Network Rail to Support Crossrail 2 Project

Crossrail 2, a new cross-London railway project, has received support from Network Rail, the company that operates the railway network in the UK.

The new Crossrail 2 line is intended to reduce traffic congestion by offering extra capacity for passengers travelling on the Underground and national rail networks. The new rail line is expected to offer suburban and regional services between parts of Middlesex and Surrey in the southwest, and Hertfordshire in the northeast of the region, using a new central tunnel between Wimbledon and Tottenham.

The new line has been recommended by a recent report submitted by London First’s Crossrail taskforce, under the leadership of former transport secretary, Lord Adonis.

The report states that, ‘a new south-west to north-east (SW-NE) rail line, Crossrail 2, should be built to provide suburban and regional services between Hertfordshire and parts of Surrey and Middlesex, via a new central tunnel between Tottenham and Wimbledon.

The main rationale for this is that rapid population and central London employment growth will require the provision of significant additional capacity on London’s transport networks from the mid 2020s onwards. Over the next 20 years, employment in London – mostly in central London – is projected to rise by 700,000 and the capital’s population is expected to rise by 1.5 million to almost 10 million, its highest level ever.’

David Higgins, the chief executive officer of Network Rail, said, ‘If the capital’s economy is to continue to thrive then we must plan now, together, for the transport infrastructure requirements of London’s future.

Our projections show that by 2031 we will need to accommodate 36 percent more commuters into London each day. Network Rail is already delivering the biggest capacity improvement programme since the Victorian era, but even that will not be enough on some routes.

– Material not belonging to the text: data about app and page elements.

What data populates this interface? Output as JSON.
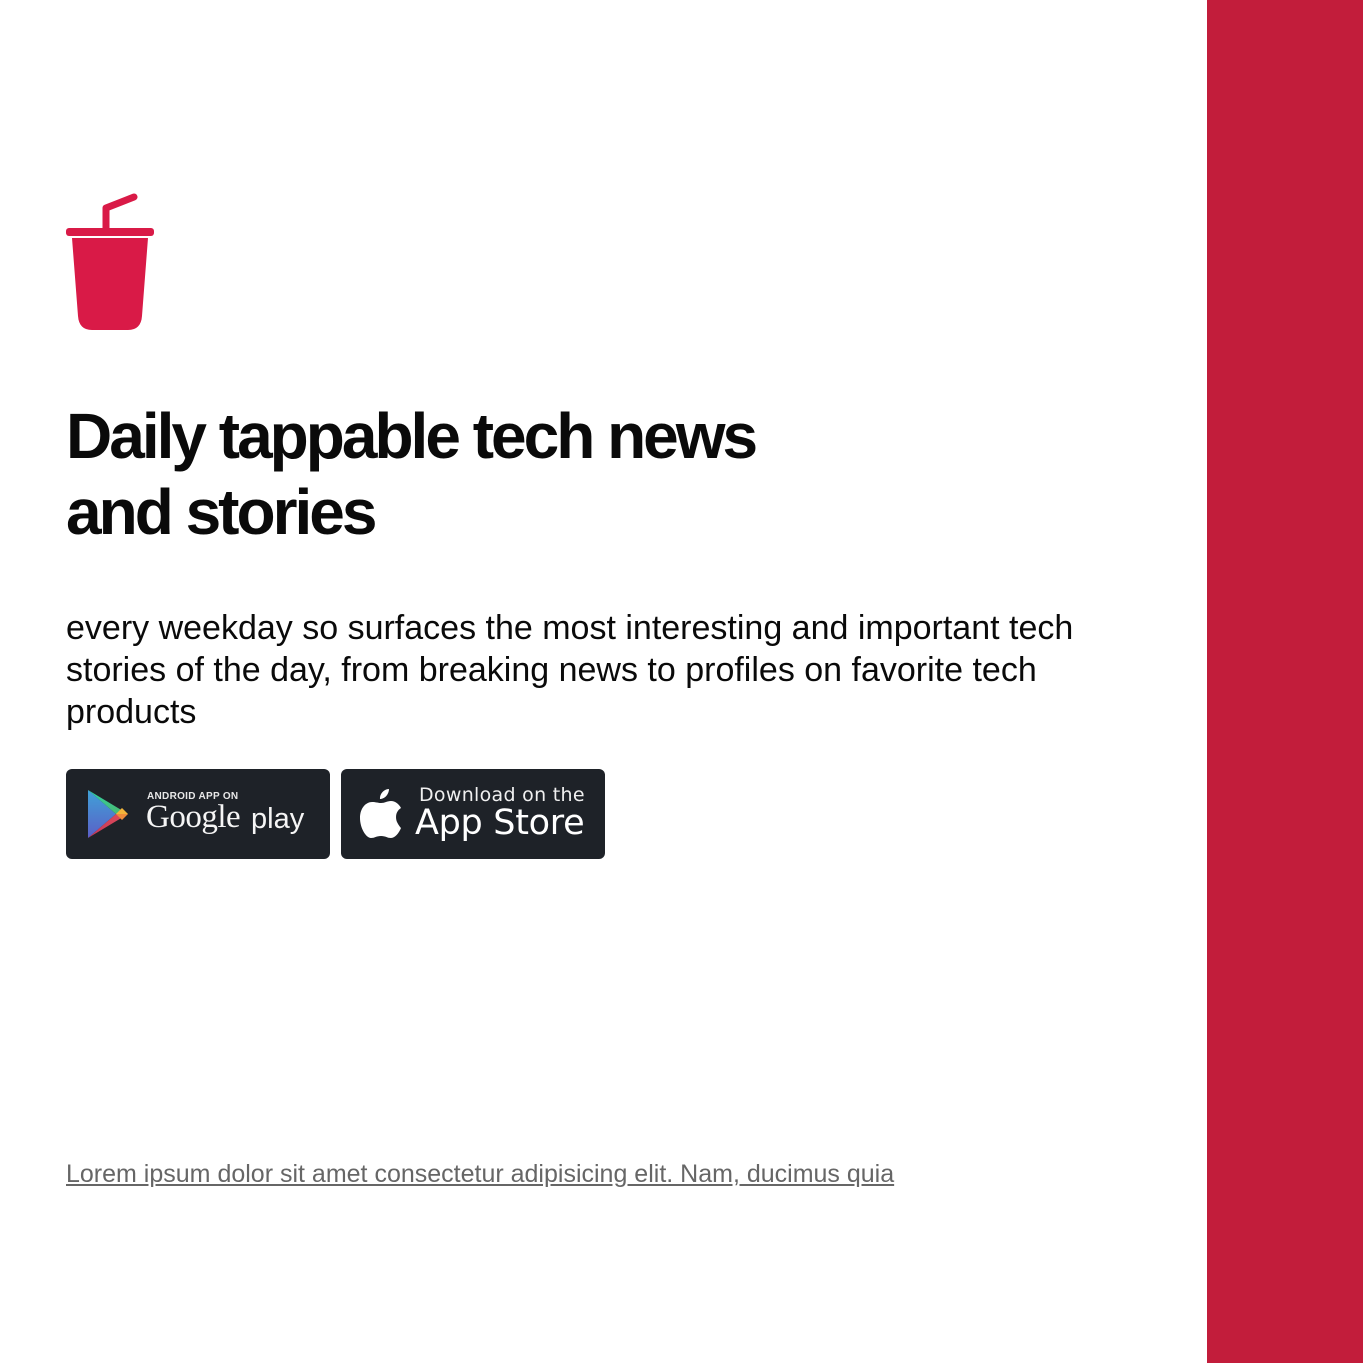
{
  "brand": {
    "logo_icon": "cup-with-straw-icon",
    "accent_color": "#c21d3b",
    "logo_color": "#d91a47"
  },
  "hero": {
    "headline_line1": "Daily tappable tech news",
    "headline_line2": "and stories",
    "description": "every weekday so surfaces the most interesting and important tech stories of the day, from breaking news to profiles on favorite tech products"
  },
  "stores": {
    "google": {
      "icon": "google-play-icon",
      "small_label": "ANDROID APP ON",
      "brand_label": "Google",
      "product_label": "play"
    },
    "apple": {
      "icon": "apple-icon",
      "small_label": "Download on the",
      "big_label": "App Store"
    }
  },
  "footer": {
    "link_text": "Lorem ipsum dolor sit amet consectetur adipisicing elit. Nam, ducimus quia"
  }
}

A regional Crossrail 2 scheme will provide the capacity we need to provide for the commuters of the future, providing extra capacity to and through central London and easing overcrowding on the already congested routes into Waterloo and Liverpool Street.’